A: I love teaching, and I do miss being in a classroom setting. But leading this school is a great challenge that I welcome. In a way, I will be teaching when I speak to various groups about the great work going on at HGSE. We have a proud history. We have been at the forefront of education reform since our founding. I look forward to sharing with others the ways in which we continue to innovate through our degree programs, through our professional programs, through our work with schools, and through our research.
Q: Let's talk a little bit about your research as a principal investigator with the National Institute of Child Heath and Human Development (NICHD) Study of Early Child Care and Youth Development, a longitudinal study going back 15 years. Will you be continuing that work while you're acting dean?
A: Yes. In fact, I just received a three-year grant to extend this work. My colleagues and I have been studying a cohort of 1,350 children since they were born in 1991. We're going into the field in January for another round of data collection. Although this study began with a focus on child care, it has evolved to a natural history study of children. We are studying the contexts that shape development, from child care to school to family to neighborhood.

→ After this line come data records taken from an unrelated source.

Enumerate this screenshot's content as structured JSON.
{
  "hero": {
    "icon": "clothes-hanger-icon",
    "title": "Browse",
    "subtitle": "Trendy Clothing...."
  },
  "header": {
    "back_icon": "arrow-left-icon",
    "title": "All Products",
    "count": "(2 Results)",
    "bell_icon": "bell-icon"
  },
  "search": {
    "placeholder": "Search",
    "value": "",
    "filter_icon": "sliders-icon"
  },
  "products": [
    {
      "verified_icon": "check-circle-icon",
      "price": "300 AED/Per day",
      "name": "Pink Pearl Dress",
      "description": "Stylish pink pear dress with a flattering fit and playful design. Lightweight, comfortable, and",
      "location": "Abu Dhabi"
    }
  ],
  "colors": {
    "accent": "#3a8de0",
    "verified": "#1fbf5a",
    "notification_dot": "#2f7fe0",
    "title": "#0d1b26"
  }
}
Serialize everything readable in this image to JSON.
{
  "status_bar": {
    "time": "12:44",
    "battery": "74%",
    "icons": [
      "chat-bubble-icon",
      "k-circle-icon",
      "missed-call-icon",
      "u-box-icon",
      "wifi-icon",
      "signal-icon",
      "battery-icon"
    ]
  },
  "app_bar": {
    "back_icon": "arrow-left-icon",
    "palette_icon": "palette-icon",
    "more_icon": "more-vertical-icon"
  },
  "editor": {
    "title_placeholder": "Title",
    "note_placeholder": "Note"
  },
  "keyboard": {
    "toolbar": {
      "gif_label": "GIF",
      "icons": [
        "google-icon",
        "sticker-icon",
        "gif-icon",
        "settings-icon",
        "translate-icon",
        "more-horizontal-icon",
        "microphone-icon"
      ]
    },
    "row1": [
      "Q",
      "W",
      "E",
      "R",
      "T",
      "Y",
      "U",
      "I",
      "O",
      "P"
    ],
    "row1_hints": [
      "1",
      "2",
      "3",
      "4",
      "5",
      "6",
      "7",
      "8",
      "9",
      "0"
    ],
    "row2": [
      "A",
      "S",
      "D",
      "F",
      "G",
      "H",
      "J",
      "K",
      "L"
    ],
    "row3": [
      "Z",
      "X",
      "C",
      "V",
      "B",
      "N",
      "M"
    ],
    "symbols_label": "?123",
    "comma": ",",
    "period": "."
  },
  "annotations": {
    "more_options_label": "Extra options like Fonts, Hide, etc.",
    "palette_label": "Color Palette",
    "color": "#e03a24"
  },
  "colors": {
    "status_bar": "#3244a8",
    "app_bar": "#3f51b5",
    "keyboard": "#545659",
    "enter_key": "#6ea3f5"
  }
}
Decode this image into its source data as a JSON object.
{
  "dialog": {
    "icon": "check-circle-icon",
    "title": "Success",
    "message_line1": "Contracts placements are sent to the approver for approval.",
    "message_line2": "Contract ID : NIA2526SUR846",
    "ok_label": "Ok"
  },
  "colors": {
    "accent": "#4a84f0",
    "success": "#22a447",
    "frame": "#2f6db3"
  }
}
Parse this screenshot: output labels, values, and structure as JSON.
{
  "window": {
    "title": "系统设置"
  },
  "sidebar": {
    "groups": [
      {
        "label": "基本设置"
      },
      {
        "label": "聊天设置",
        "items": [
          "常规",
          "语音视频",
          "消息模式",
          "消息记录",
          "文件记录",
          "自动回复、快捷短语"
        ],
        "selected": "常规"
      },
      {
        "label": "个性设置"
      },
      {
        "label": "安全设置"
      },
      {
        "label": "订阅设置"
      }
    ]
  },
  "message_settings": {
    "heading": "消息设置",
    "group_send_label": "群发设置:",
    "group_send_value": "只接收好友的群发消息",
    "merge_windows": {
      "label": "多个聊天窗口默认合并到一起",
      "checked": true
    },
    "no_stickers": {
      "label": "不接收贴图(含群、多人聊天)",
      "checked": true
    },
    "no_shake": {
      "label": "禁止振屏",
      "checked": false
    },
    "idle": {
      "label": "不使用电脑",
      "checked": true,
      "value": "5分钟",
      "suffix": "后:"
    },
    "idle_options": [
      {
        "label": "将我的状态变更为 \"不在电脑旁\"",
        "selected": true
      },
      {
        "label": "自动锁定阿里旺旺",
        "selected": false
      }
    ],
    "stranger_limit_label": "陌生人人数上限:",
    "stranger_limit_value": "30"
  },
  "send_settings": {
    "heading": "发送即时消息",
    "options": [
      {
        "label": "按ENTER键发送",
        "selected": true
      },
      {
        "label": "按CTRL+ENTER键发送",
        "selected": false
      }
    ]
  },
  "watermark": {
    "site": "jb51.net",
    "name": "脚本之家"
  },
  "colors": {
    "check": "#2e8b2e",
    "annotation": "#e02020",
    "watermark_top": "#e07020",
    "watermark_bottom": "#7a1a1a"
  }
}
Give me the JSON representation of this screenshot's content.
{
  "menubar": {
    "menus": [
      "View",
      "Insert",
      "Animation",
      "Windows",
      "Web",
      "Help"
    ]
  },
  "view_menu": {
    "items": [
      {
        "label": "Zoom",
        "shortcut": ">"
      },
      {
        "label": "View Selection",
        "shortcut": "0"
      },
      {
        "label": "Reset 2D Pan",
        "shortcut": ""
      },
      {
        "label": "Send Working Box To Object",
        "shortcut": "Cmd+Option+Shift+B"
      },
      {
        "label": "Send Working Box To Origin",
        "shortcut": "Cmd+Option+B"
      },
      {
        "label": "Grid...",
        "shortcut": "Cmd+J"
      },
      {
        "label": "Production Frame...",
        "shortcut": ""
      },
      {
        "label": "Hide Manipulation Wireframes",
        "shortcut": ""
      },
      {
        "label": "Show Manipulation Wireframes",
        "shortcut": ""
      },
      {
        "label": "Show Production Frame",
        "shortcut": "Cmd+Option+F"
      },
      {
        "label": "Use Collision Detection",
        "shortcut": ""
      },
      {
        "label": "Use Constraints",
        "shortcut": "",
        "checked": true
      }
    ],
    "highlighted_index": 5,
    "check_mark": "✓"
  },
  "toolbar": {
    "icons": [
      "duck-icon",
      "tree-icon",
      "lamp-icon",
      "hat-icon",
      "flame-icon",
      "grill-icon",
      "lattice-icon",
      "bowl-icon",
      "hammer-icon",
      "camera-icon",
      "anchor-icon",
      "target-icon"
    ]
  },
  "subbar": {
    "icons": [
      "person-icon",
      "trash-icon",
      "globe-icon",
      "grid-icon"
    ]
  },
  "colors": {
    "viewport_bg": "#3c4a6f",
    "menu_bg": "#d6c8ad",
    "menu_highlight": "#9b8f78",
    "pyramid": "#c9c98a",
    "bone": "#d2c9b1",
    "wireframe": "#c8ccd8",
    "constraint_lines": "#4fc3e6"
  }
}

Happily, five outstanding HGSE doctoral students are working with me on this project, and they are helping me keep my research program on track.
"A primary problem is the high turnover among the child care workforce, due to low wages and the fact that parents can't afford to pay more. The end result is a system that has serious resource challenges."
Q: What have your findings shown to this point?
A: Our findings show that child care in this country is mediocre at best. A primary problem is the high turnover among the child care workforce, due to low wages and the fact that parents can't afford to pay more. The end result is a system that has serious resource challenges. The effect of child care quality is apparent on a range of child outcomes, from vocabulary to reading to math to behavior problems. We know, too, that better state regulations for staff education and staff-child ratios result in better quality and thereby better child outcomes. Thus, the policy implications from our data are clear.
Q: Is there any way to untangle questions about what's best for children amidst changing societal issues such as the rise of two-income families?
A: I think we need to deploy a range of methods to address this, from rich ethnographic studies of families, to large-scale survey studies, to experimental interventions.
Q: On a lighter note, what sort of books are you reading in your free time?
A: I have very eclectic tastes when it comes to books. I will confess that I bought Harry Potter and the Half- Blood Prince the day it went on sale. More recently, I also enjoyed Kafka on the Shore, by the Japanese novelist Haruki Murakami, a master of magical realism. Finally, I am in the midst of reading How the Way We Talk Can Change the Way We Work by [Meehan Professor] Bob Kegan, my colleague here at HGSE, and Lisa Lahey; this book is helping me think about the challenges ahead this year.
A version of this story appeared in the 2004–2005 Annual Report.